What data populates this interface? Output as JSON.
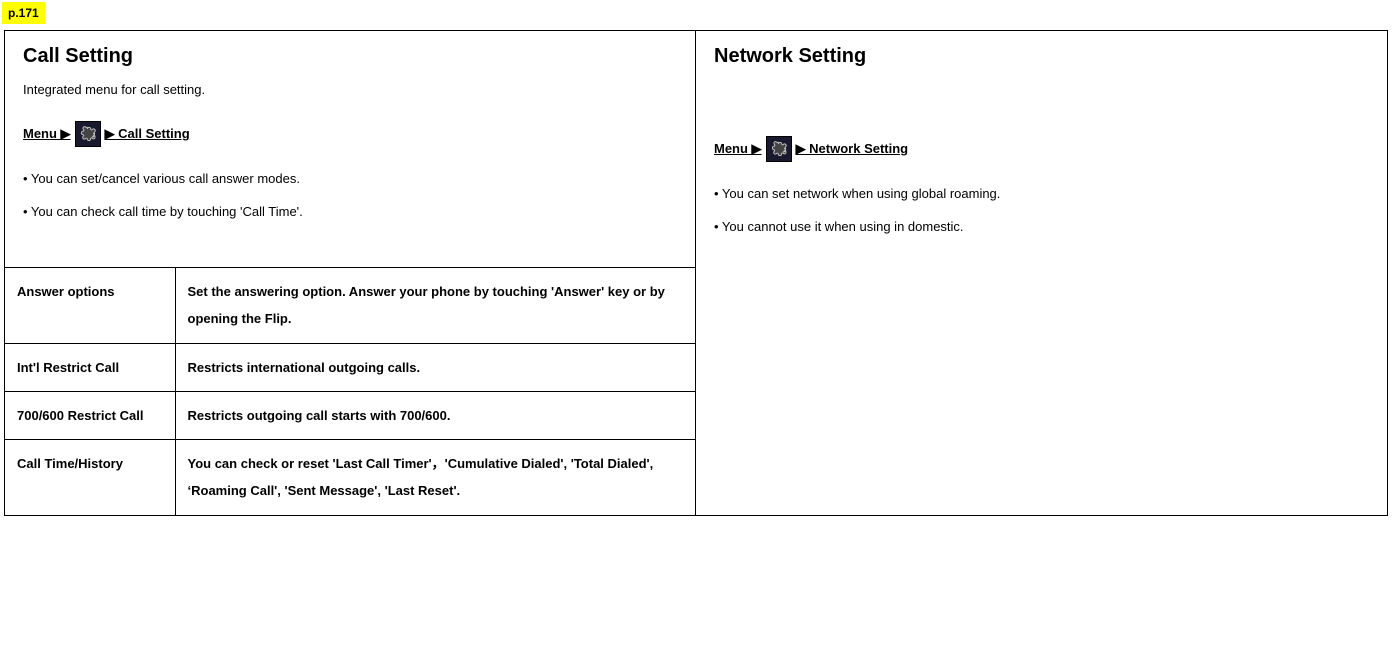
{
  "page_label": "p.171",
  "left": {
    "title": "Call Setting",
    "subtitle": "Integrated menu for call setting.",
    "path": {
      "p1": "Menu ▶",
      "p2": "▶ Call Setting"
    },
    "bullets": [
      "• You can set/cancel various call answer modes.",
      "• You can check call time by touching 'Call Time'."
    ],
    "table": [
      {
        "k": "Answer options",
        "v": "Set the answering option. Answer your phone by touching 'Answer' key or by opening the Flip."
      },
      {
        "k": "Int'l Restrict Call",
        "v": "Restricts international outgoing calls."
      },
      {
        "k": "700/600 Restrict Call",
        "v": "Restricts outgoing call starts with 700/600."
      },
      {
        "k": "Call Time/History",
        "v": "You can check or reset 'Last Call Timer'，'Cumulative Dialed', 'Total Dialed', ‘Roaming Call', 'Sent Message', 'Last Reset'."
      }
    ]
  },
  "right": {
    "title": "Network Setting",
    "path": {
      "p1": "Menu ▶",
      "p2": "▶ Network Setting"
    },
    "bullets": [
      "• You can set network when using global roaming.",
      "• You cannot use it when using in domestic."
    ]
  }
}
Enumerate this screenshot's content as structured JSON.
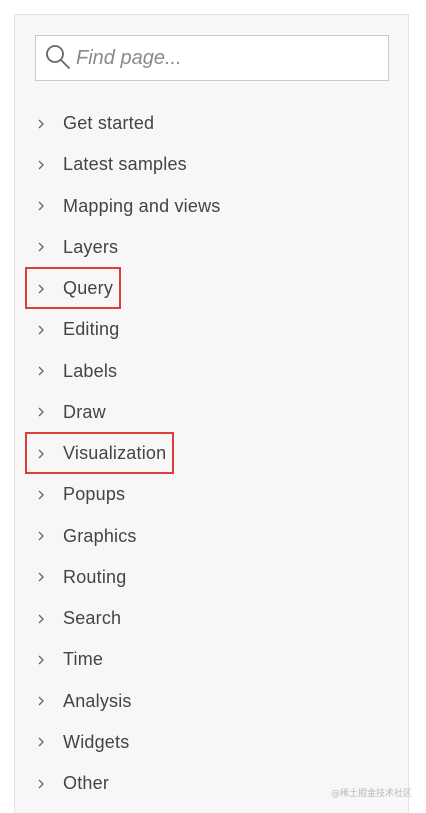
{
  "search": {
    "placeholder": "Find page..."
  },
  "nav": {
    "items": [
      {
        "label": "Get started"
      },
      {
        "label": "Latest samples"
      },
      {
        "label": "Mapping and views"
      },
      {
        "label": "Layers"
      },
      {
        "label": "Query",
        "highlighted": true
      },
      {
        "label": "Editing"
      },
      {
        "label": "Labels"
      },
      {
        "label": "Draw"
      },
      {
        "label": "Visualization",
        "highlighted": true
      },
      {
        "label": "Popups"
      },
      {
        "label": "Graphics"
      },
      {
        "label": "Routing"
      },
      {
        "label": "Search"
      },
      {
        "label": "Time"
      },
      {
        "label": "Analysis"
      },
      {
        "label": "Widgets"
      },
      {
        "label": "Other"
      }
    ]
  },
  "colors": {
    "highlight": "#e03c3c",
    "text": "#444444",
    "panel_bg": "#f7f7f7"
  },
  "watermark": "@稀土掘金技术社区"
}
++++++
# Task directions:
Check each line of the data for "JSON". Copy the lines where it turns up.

# Exercise answer:
What data populates this interface? Output as JSON.
Enumerate this screenshot's content as structured JSON.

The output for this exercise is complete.